> [ACTIVITY]:
Which lines below contain the word "Contacts"? Copy each of them.

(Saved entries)
───
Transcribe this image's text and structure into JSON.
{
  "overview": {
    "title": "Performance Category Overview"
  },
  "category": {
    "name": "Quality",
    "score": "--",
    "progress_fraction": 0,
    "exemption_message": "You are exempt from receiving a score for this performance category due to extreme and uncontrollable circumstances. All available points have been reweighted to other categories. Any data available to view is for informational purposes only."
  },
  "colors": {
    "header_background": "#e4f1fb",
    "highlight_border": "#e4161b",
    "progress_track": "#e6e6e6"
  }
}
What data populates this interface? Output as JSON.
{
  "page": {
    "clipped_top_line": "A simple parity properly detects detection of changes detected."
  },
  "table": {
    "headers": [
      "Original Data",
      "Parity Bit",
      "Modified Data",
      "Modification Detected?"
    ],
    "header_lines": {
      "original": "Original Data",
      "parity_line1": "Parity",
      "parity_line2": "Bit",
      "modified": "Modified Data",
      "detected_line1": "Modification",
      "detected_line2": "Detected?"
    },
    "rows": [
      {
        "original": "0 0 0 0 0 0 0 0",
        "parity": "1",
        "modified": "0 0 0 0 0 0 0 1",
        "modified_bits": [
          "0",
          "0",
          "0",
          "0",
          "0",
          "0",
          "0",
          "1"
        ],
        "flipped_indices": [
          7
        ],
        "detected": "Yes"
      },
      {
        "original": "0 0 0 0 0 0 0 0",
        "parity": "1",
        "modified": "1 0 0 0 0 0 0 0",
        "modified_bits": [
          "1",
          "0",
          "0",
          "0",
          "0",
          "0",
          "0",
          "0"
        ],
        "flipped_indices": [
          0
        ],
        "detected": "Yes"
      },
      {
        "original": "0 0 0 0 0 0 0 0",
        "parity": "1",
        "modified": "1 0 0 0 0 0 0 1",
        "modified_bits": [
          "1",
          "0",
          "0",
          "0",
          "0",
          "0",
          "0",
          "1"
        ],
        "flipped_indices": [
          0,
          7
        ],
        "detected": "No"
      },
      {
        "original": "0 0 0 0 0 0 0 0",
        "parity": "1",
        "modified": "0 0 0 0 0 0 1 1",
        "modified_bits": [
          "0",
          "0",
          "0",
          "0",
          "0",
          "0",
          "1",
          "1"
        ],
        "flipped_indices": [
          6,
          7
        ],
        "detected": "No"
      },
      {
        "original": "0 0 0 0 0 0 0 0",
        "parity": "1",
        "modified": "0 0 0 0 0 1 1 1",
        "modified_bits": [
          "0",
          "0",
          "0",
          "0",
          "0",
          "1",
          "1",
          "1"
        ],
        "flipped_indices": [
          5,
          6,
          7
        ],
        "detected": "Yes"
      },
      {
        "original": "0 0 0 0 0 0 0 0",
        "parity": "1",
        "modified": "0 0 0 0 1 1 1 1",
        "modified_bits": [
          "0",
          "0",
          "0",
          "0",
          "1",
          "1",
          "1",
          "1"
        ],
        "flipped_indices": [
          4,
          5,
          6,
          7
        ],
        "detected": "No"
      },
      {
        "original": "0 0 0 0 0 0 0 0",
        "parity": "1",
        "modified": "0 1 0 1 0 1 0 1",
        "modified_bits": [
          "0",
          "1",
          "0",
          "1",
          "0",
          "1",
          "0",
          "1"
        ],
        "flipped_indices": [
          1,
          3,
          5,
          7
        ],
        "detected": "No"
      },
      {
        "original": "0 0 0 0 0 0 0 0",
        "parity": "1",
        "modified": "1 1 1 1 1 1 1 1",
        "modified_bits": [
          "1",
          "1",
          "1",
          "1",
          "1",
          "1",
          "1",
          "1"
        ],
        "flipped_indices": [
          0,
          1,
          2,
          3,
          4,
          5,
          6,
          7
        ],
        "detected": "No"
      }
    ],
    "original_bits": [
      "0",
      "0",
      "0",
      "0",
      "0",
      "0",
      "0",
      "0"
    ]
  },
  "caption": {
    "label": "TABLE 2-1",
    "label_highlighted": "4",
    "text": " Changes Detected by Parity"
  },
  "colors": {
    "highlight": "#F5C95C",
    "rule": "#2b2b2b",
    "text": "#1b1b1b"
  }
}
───
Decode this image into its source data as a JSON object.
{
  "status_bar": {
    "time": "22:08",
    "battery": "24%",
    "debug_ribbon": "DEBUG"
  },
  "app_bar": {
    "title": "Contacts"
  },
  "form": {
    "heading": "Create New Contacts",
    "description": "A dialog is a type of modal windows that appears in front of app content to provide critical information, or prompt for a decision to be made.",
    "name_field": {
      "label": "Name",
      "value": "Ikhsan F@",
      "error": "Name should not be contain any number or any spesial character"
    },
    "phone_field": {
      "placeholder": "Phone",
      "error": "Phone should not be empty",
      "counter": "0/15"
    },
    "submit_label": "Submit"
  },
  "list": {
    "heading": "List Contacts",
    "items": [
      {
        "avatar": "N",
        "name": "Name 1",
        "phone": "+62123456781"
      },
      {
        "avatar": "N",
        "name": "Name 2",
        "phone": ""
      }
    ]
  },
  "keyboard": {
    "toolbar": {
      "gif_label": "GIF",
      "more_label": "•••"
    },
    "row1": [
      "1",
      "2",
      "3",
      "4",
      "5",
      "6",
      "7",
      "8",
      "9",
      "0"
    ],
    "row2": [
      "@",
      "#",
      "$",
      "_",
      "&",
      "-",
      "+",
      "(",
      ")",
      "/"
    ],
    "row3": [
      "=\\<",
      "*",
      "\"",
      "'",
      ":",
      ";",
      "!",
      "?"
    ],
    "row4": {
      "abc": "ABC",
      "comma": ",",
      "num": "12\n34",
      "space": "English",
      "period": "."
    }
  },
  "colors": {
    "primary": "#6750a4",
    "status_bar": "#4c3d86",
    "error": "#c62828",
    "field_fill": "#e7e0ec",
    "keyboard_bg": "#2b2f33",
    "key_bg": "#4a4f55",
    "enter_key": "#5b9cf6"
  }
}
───
> [COMPLETED TASK]:
    "title": "Contacts"
    "heading": "Create New Contacts",
    "heading": "List Contacts",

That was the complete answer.